Use the top half of the space for the title of the book, unless it is for a well-known author.
Opt for a display typeface that’s rather bold. Sans serifs with uniform strokes are often easiest to read. Think of typography for an eBook cover in the same way you would display type for a mobile website. The shape and function are similar.
Design plenty of contrast between the background and text to ensure readability.
Don’t be afraid to make lettering big. A significant part of the canvas can be given to the book title.
A drop shadow or interesting type treatment is acceptable, but don’t go crazy with effects. The goal is readability, not to have the flashiest effects.
3. Give Every Element Space
Because the canvas of an eBook cover is pretty small and because thumbnails are one of the first ways users will interact with the design, make sure to give every element plenty of space. Use of white space can make text easier to read, images easier to see and make the entire designer easier to understand at a glance.
Designing eBook covers allows you to use some techniques that might not otherwise be in your toolkit.
While website design is often focused on creating layers of content, such as text on top of images, eBook covers work better without a lot of layering unless there is a lot of space and color separation between elements.
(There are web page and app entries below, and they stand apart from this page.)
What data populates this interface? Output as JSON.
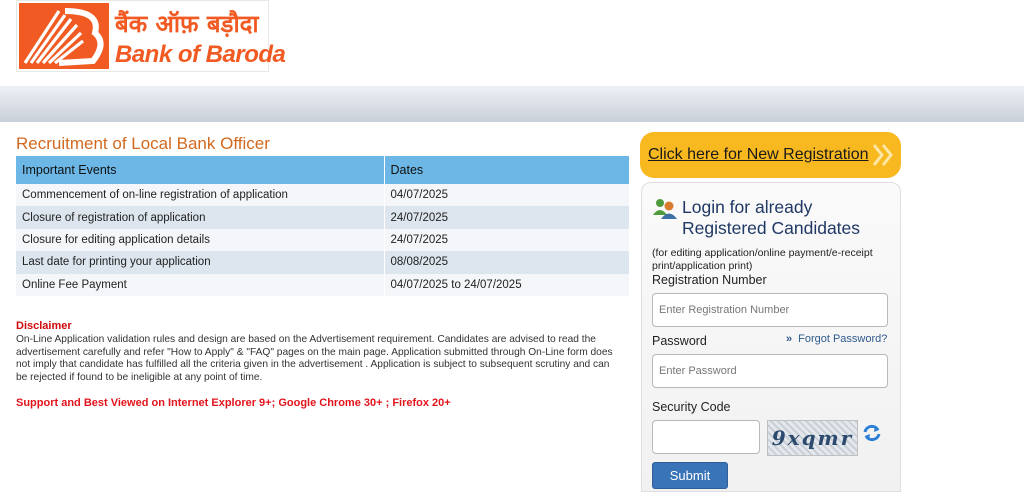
{
  "logo": {
    "hindi": "बैंक ऑफ़ बड़ौदा",
    "english": "Bank of Baroda"
  },
  "colors": {
    "brand_orange": "#f15a22",
    "title_orange": "#d2691e",
    "table_header": "#6cb7e6",
    "register_yellow": "#f8b81f",
    "disclaimer_red": "#d10a0a",
    "submit_blue": "#3a74b8"
  },
  "page_title": "Recruitment of Local Bank Officer",
  "events_table": {
    "headers": [
      "Important Events",
      "Dates"
    ],
    "rows": [
      [
        "Commencement of on-line registration of application",
        "04/07/2025"
      ],
      [
        "Closure of registration of application",
        "24/07/2025"
      ],
      [
        "Closure for editing application details",
        "24/07/2025"
      ],
      [
        "Last date for printing your application",
        "08/08/2025"
      ],
      [
        "Online Fee Payment",
        "04/07/2025 to 24/07/2025"
      ]
    ]
  },
  "disclaimer": {
    "title": "Disclaimer",
    "text": "On-Line Application validation rules and design are based on the Advertisement requirement. Candidates are advised to read the advertisement carefully and refer \"How to Apply\" & \"FAQ\" pages on the main page. Application submitted through On-Line form does not imply that candidate has fulfilled all the criteria given in the advertisement . Application is subject to subsequent scrutiny and can be rejected if found to be ineligible at any point of time."
  },
  "support_note": "Support and Best Viewed on Internet Explorer 9+; Google Chrome 30+ ; Firefox 20+",
  "new_registration": {
    "label": "Click here for New Registration",
    "icon": "double-chevron-right-icon"
  },
  "login": {
    "icon": "users-icon",
    "title": "Login for already Registered Candidates",
    "note": "(for editing application/online payment/e-receipt print/application print)",
    "registration_label": "Registration Number",
    "registration_placeholder": "Enter Registration Number",
    "password_label": "Password",
    "password_placeholder": "Enter Password",
    "forgot_password": "Forgot Password?",
    "security_code_label": "Security Code",
    "captcha_text": "9xqmr",
    "refresh_icon": "refresh-icon",
    "submit_label": "Submit"
  }
}
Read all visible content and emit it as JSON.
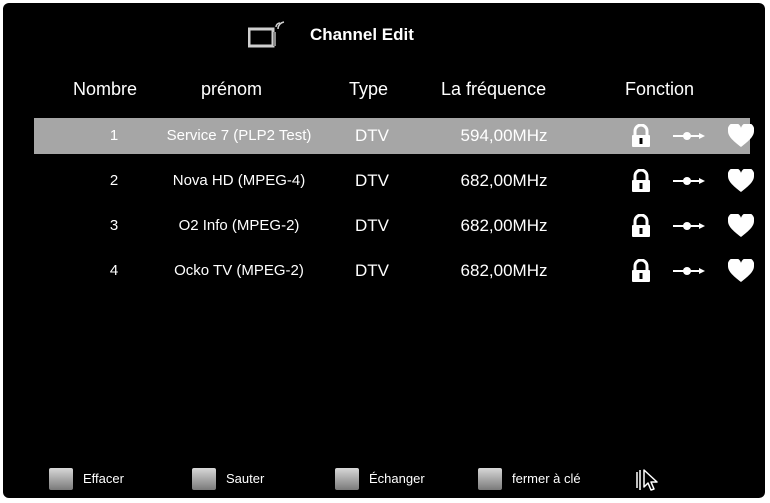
{
  "header": {
    "title": "Channel Edit",
    "icon": "tv-icon"
  },
  "columns": [
    "Nombre",
    "prénom",
    "Type",
    "La fréquence",
    "Fonction"
  ],
  "channels": [
    {
      "number": "1",
      "name": "Service 7 (PLP2 Test)",
      "type": "DTV",
      "frequency": "594,00MHz",
      "selected": true
    },
    {
      "number": "2",
      "name": "Nova HD (MPEG-4)",
      "type": "DTV",
      "frequency": "682,00MHz",
      "selected": false
    },
    {
      "number": "3",
      "name": "O2 Info (MPEG-2)",
      "type": "DTV",
      "frequency": "682,00MHz",
      "selected": false
    },
    {
      "number": "4",
      "name": "Ocko TV (MPEG-2)",
      "type": "DTV",
      "frequency": "682,00MHz",
      "selected": false
    }
  ],
  "function_icons": [
    "lock-icon",
    "move-arrow-icon",
    "heart-icon"
  ],
  "footer": {
    "delete_label": "Effacer",
    "skip_label": "Sauter",
    "swap_label": "Échanger",
    "lock_label": "fermer à clé",
    "cursor_icon": "pointer-cursor-icon"
  },
  "colors": {
    "background": "#000000",
    "selected_row": "#a6a6a6",
    "text": "#ffffff"
  }
}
It’s OK to create a special container for text elements – such as a white box – to set lettering apart from the rest of the design.
Most eBook designs benefit from a familiar pattern of elements with the title at the top, descriptive imagery and the author’s name at the bottom (the title and author positions can be swapped).
The cover for “the Watson Girl: A Thriller,” above, uses this concept well. There’s a mysterious image, paired with bold easy-to-read lettering. There’s some layering and overlap, but the elements are mostly separated to ensure optimum readability.
4. Use a Standard Shape
An eBook cover should look and feel like a book cover. Nothing screams amateur like a square or misshapen book cover image.
Before beginning the design get specifications for the platforms where the book will be published. There are often image resolution requirements, file format and even multiple size requirements to consider. (Kindle and iPad cover sizes are slightly different, for example.)
Then try to design based on the standard book aspect ratio of 3:2, which is the vertical shape that most readers are used to. Leave plenty of room around the edges to account for slightly different ratios on different eBook readers so that the cover design looks the same across devices. (Many readers do pick up reading on multiple devices.)
Make sure to create the design in a high-resolution format (vector is best if you can). Remember, screens are getting better all the time and bigger, better files may be needed in the future and you don’t want to recreate eBook covers.
5. Develop a Brand Style
Authors should consider a brand style for eBook publishing. Use a similar theme for a series of books, the same typeface for titles or a consistent color palette to help readers identify eBooks.
Sue Grafton has a series of books with a single letter on the cover in a style that’s clearly identifiable. It makes finding each new book in the series easy and helps loyal readers find her books quickly.
While not every eBook publisher will have something so distinct to work with, a consistent color or typography palette is a good starting point. Use that same eBook cover branding in other places as well to help carry an established visual theme – social media, email newsletters and on the book website.
When designing an eBook cover, think in thumbnails. Most places where an eBook cover is listed won’t be at full-size or resolution; it will be featured in a list with other covers at thumbnail size. Every element in the eBook cover design should render clearly at that small size, with the most important elements being the imagery and book title.
There’s a strong chance that the thumbnail view is the only impression you’ll have before a reader decides to download or even see the full-size cover option and description of the book.
And remember, readers are judging almost every book by its cover – whether consciously or subconsciously – so it needs to look professional.